The primary objective of this project is to examine the mechanisms that regulate the intracellular trafficking of membrane receptors, and particularly membrane immunoglobulins (mIg's) in their role in internalizing antigen and efficiently targeting it for processing and presentation to T cells. 1. Intracellular trafficking of mIg and antigen in B cell mIg transfectants: Murine B cell lines transfected with mutant human mIgM's with phosphorylcholine-specific V regions have identified a transmembrane tyrosine (TYR587) critical for efficient antigen processing and presentation. The intracellular fate of these mIgM mutants and associated antigen will be analyzed by subcellular fractionation, using a novel ELISA technique, and by immunoelectron microscopy. These intracellular pathways will also be compared to those taken by antigen endocytosed via i) pinocytosis and ii) Fc-receptors. 2. Identification of transmembrane residues and associated molecules that direct intracellular targeting of membrane receptors: The role of specific transmembrane residues in intracellular targeting will be directly addressed by site-directed mutation and transfection of additional mIgM constructs or human HLA-A2 (class I MHC molecule) constructs into murine B cell lines; intracellular trafficking will then be analyzed by subcellular fractionation and immunoelectron microscopy. Using the mIgM and HLA mutant clones, molecules specifically associated with the mutated and uniquely targeted receptors (presumably responsible for intracellular targeting) will be identified. Kinetic analyses will indicate whether associated proteins actively """"""""chaperon"""""""" receptors to selected organelles, or whether they are static and only """"""""moor"""""""" receptors upon entering specific intracellular sites. 3. Detection of processed peptides in antigen presenting cells and characterization of the processing compartment: A novel assay has been developed to detect functional stimulatory MHC II-peptide complexes within subcellular fractions. This technique will be used to identify the compartment where internalized antigen is processed (""""""""endosome""""""""); isolated endosomes will then be biochemically characterized. Thus, this project will utilize novel assays and a powerful set of transfected B cell clones to analyze questions relevant not only to antigen processing, but also to more general questions related to intracellular receptor trafficking.
|Nashar, Toufic O; Betteridge, Zoe E; Mitchell, Richard N (2002) Antigen binding to GM1 ganglioside results in delayed presentation: minimal effects of GM1 on presentation of antigens internalized via other pathways. Immunology 106:60-70|
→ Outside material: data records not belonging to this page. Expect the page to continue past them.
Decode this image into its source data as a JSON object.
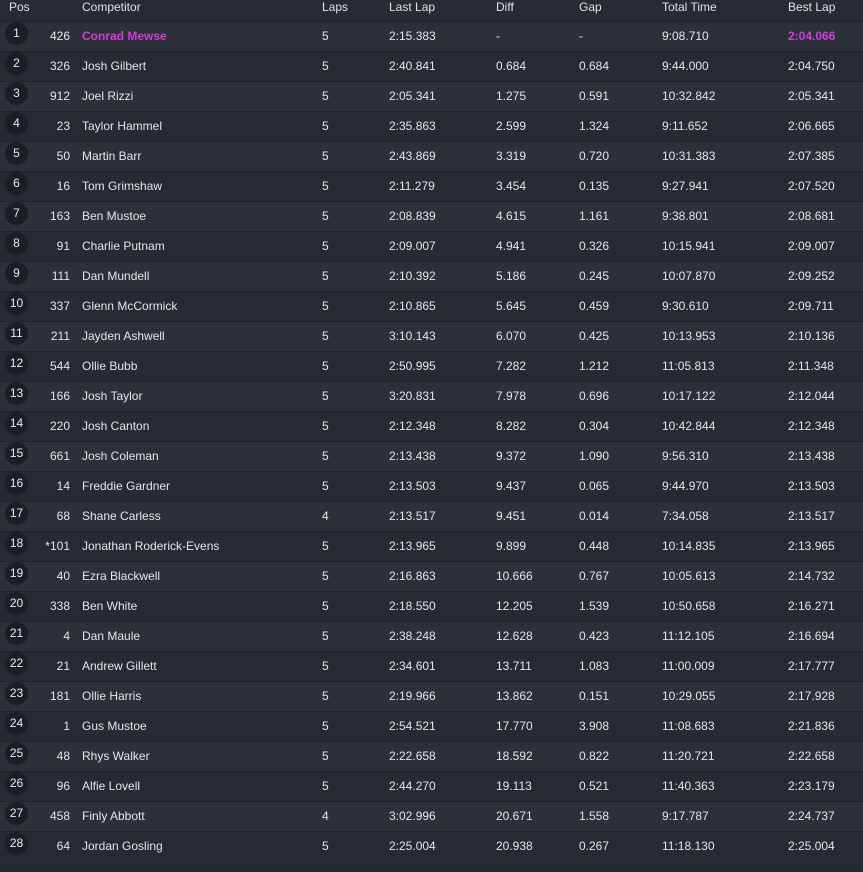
{
  "headers": {
    "pos": "Pos",
    "competitor": "Competitor",
    "laps": "Laps",
    "last_lap": "Last Lap",
    "diff": "Diff",
    "gap": "Gap",
    "total_time": "Total Time",
    "best_lap": "Best Lap"
  },
  "colors": {
    "highlight": "#d63ad9"
  },
  "rows": [
    {
      "pos": "1",
      "num": "426",
      "name": "Conrad Mewse",
      "laps": "5",
      "last": "2:15.383",
      "diff": "-",
      "gap": "-",
      "total": "9:08.710",
      "best": "2:04.066"
    },
    {
      "pos": "2",
      "num": "326",
      "name": "Josh Gilbert",
      "laps": "5",
      "last": "2:40.841",
      "diff": "0.684",
      "gap": "0.684",
      "total": "9:44.000",
      "best": "2:04.750"
    },
    {
      "pos": "3",
      "num": "912",
      "name": "Joel Rizzi",
      "laps": "5",
      "last": "2:05.341",
      "diff": "1.275",
      "gap": "0.591",
      "total": "10:32.842",
      "best": "2:05.341"
    },
    {
      "pos": "4",
      "num": "23",
      "name": "Taylor Hammel",
      "laps": "5",
      "last": "2:35.863",
      "diff": "2.599",
      "gap": "1.324",
      "total": "9:11.652",
      "best": "2:06.665"
    },
    {
      "pos": "5",
      "num": "50",
      "name": "Martin Barr",
      "laps": "5",
      "last": "2:43.869",
      "diff": "3.319",
      "gap": "0.720",
      "total": "10:31.383",
      "best": "2:07.385"
    },
    {
      "pos": "6",
      "num": "16",
      "name": "Tom Grimshaw",
      "laps": "5",
      "last": "2:11.279",
      "diff": "3.454",
      "gap": "0.135",
      "total": "9:27.941",
      "best": "2:07.520"
    },
    {
      "pos": "7",
      "num": "163",
      "name": "Ben Mustoe",
      "laps": "5",
      "last": "2:08.839",
      "diff": "4.615",
      "gap": "1.161",
      "total": "9:38.801",
      "best": "2:08.681"
    },
    {
      "pos": "8",
      "num": "91",
      "name": "Charlie Putnam",
      "laps": "5",
      "last": "2:09.007",
      "diff": "4.941",
      "gap": "0.326",
      "total": "10:15.941",
      "best": "2:09.007"
    },
    {
      "pos": "9",
      "num": "111",
      "name": "Dan Mundell",
      "laps": "5",
      "last": "2:10.392",
      "diff": "5.186",
      "gap": "0.245",
      "total": "10:07.870",
      "best": "2:09.252"
    },
    {
      "pos": "10",
      "num": "337",
      "name": "Glenn McCormick",
      "laps": "5",
      "last": "2:10.865",
      "diff": "5.645",
      "gap": "0.459",
      "total": "9:30.610",
      "best": "2:09.711"
    },
    {
      "pos": "11",
      "num": "211",
      "name": "Jayden Ashwell",
      "laps": "5",
      "last": "3:10.143",
      "diff": "6.070",
      "gap": "0.425",
      "total": "10:13.953",
      "best": "2:10.136"
    },
    {
      "pos": "12",
      "num": "544",
      "name": "Ollie Bubb",
      "laps": "5",
      "last": "2:50.995",
      "diff": "7.282",
      "gap": "1.212",
      "total": "11:05.813",
      "best": "2:11.348"
    },
    {
      "pos": "13",
      "num": "166",
      "name": "Josh Taylor",
      "laps": "5",
      "last": "3:20.831",
      "diff": "7.978",
      "gap": "0.696",
      "total": "10:17.122",
      "best": "2:12.044"
    },
    {
      "pos": "14",
      "num": "220",
      "name": "Josh Canton",
      "laps": "5",
      "last": "2:12.348",
      "diff": "8.282",
      "gap": "0.304",
      "total": "10:42.844",
      "best": "2:12.348"
    },
    {
      "pos": "15",
      "num": "661",
      "name": "Josh Coleman",
      "laps": "5",
      "last": "2:13.438",
      "diff": "9.372",
      "gap": "1.090",
      "total": "9:56.310",
      "best": "2:13.438"
    },
    {
      "pos": "16",
      "num": "14",
      "name": "Freddie Gardner",
      "laps": "5",
      "last": "2:13.503",
      "diff": "9.437",
      "gap": "0.065",
      "total": "9:44.970",
      "best": "2:13.503"
    },
    {
      "pos": "17",
      "num": "68",
      "name": "Shane Carless",
      "laps": "4",
      "last": "2:13.517",
      "diff": "9.451",
      "gap": "0.014",
      "total": "7:34.058",
      "best": "2:13.517"
    },
    {
      "pos": "18",
      "num": "*101",
      "name": "Jonathan Roderick-Evens",
      "laps": "5",
      "last": "2:13.965",
      "diff": "9.899",
      "gap": "0.448",
      "total": "10:14.835",
      "best": "2:13.965"
    },
    {
      "pos": "19",
      "num": "40",
      "name": "Ezra Blackwell",
      "laps": "5",
      "last": "2:16.863",
      "diff": "10.666",
      "gap": "0.767",
      "total": "10:05.613",
      "best": "2:14.732"
    },
    {
      "pos": "20",
      "num": "338",
      "name": "Ben White",
      "laps": "5",
      "last": "2:18.550",
      "diff": "12.205",
      "gap": "1.539",
      "total": "10:50.658",
      "best": "2:16.271"
    },
    {
      "pos": "21",
      "num": "4",
      "name": "Dan Maule",
      "laps": "5",
      "last": "2:38.248",
      "diff": "12.628",
      "gap": "0.423",
      "total": "11:12.105",
      "best": "2:16.694"
    },
    {
      "pos": "22",
      "num": "21",
      "name": "Andrew Gillett",
      "laps": "5",
      "last": "2:34.601",
      "diff": "13.711",
      "gap": "1.083",
      "total": "11:00.009",
      "best": "2:17.777"
    },
    {
      "pos": "23",
      "num": "181",
      "name": "Ollie Harris",
      "laps": "5",
      "last": "2:19.966",
      "diff": "13.862",
      "gap": "0.151",
      "total": "10:29.055",
      "best": "2:17.928"
    },
    {
      "pos": "24",
      "num": "1",
      "name": "Gus Mustoe",
      "laps": "5",
      "last": "2:54.521",
      "diff": "17.770",
      "gap": "3.908",
      "total": "11:08.683",
      "best": "2:21.836"
    },
    {
      "pos": "25",
      "num": "48",
      "name": "Rhys Walker",
      "laps": "5",
      "last": "2:22.658",
      "diff": "18.592",
      "gap": "0.822",
      "total": "11:20.721",
      "best": "2:22.658"
    },
    {
      "pos": "26",
      "num": "96",
      "name": "Alfie Lovell",
      "laps": "5",
      "last": "2:44.270",
      "diff": "19.113",
      "gap": "0.521",
      "total": "11:40.363",
      "best": "2:23.179"
    },
    {
      "pos": "27",
      "num": "458",
      "name": "Finly Abbott",
      "laps": "4",
      "last": "3:02.996",
      "diff": "20.671",
      "gap": "1.558",
      "total": "9:17.787",
      "best": "2:24.737"
    },
    {
      "pos": "28",
      "num": "64",
      "name": "Jordan Gosling",
      "laps": "5",
      "last": "2:25.004",
      "diff": "20.938",
      "gap": "0.267",
      "total": "11:18.130",
      "best": "2:25.004"
    }
  ]
}
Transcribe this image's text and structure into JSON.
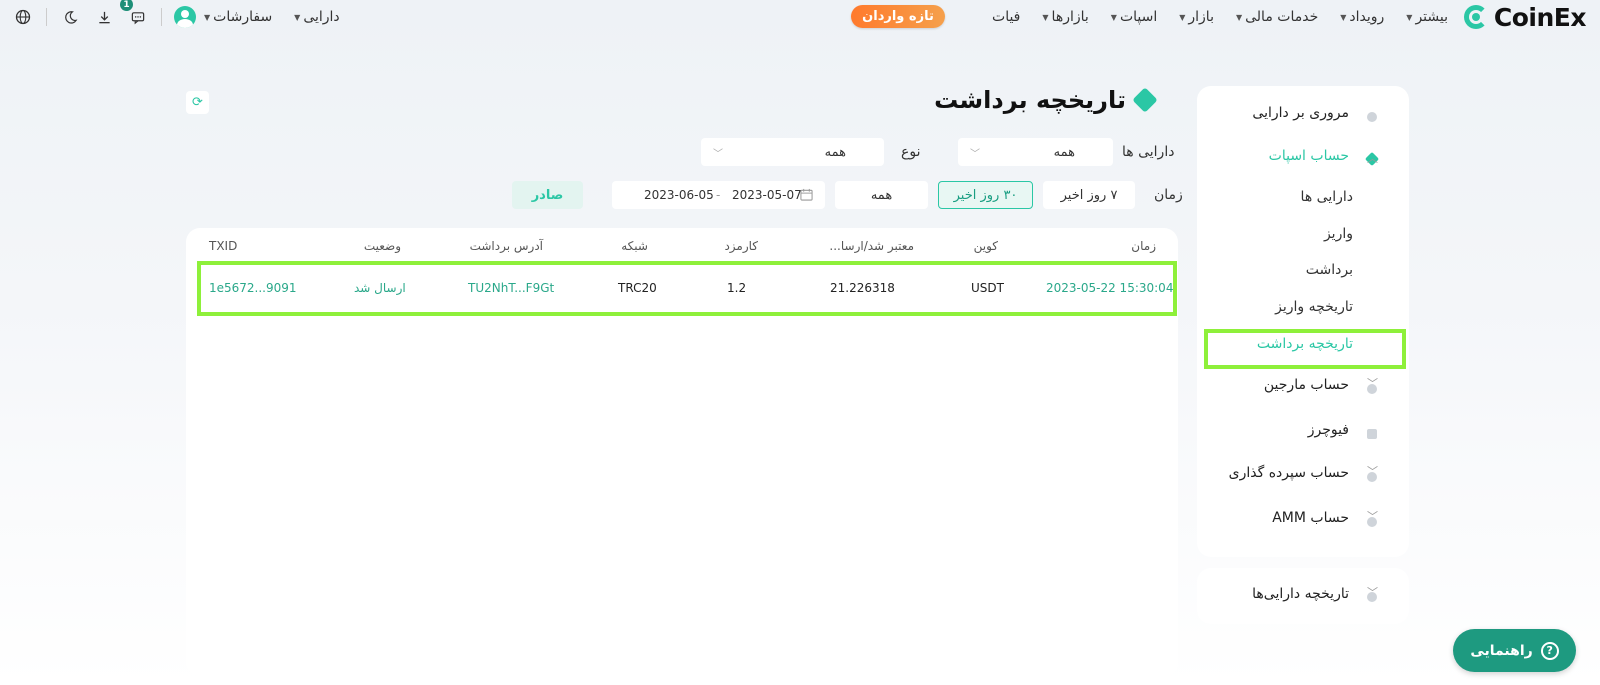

|Nashar, T O; Betteridge, Z E; Mitchell, R N (2001) Evidence for a role of ganglioside GM1 in antigen presentation: binding enhances presentation of Escherichia coli enterotoxin B subunit (EtxB) to CD4(+) T cells. Int Immunol 13:541-51|